@summary and <caption> are both related and unrelated.

>>> 2: There isn't a strong relationship between the caption element  
>>> and the
>>> summary attribute; the caption element isn't required, but that  
>>> doesn't
>>> mean a summary shouldn't be provided.
>> Both <caption> and @summary are optional. So why not keep the  
>> optional meta
>> info in the same element?
> Because making the summary attribute dependent on the caption element
> reduces opportunities where the summary attribute can be used - if a
> caption isn't provided, it's impossible to provide a summary with this
> proposal (unless you provide an empty caption element, but the caption
> element shouldn't be empty if it's provided). As the summary attribute
> is no way dependent on a caption, serves a completely different
> purpose, and is a valuable accessibility attribute, it doesn't make
> sense to reduce the opportunities to provide a summary attribute.

As you admit below, caption@summary doesn't reduce any opportunity  
where it can be used. For instance, no one would add - in David's  
words - "narrative" (aka @summary) to a layout table. And neither  
would they add a title (aka caption). So they two are *extremely*  

>> In my proposal, caption will be needed to provide a summary, (as  
>> long as you
>> want to write undeprecated code). <caption> itself can be empty  
>> though. As
>> long as <caption> is emtpy, it will not caption any attention in  
>> visual user
>> agents.
> An empty caption element is an ugly hack just to make the summary
> attribute dependent on the caption element.

We can discuss if it is a hack. But you have not hit the spot when you  
characterize why I propose this.

You are mistaking me for anothor ghost.

>> The only drawback I see here is that it will require more to add the
>> @summary since one needs to add the emtpy caption element first.
> The fact the summary attribute is in no way related to the caption
> element is also a drawback.

This remdinds my about me and my wife.

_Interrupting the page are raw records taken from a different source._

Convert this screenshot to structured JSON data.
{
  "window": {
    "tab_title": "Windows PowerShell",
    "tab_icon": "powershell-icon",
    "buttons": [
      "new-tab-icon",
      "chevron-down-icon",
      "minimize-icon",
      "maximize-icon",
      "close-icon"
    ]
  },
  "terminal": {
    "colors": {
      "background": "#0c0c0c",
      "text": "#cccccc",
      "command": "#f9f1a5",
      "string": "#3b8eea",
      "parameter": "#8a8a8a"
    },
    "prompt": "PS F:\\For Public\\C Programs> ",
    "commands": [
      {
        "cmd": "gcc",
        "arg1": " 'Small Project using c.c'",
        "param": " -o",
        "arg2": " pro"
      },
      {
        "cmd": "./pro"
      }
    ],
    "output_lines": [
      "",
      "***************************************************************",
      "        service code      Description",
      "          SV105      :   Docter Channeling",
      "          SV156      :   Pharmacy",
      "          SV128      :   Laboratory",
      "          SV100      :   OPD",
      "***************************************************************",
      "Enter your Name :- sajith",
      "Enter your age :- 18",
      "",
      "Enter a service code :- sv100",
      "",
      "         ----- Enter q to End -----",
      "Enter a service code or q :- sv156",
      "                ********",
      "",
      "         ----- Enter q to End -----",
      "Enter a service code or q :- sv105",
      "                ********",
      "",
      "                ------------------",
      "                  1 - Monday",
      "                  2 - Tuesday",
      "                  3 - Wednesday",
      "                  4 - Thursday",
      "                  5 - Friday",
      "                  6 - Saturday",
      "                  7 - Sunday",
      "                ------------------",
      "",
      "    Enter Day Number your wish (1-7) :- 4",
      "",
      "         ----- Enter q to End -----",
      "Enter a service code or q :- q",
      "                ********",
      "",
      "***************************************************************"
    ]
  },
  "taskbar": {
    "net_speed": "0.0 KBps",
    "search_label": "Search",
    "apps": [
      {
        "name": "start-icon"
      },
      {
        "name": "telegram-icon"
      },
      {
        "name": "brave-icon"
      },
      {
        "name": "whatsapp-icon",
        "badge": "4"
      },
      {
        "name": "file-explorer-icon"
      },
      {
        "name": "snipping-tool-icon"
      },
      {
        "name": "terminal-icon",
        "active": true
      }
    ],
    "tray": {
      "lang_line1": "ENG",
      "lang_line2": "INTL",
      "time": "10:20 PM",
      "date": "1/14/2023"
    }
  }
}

When I say "similar", she say  
"no, completely different".
leif halvard silli

Received on Sunday, 1 March 2009 16:12:43 UTC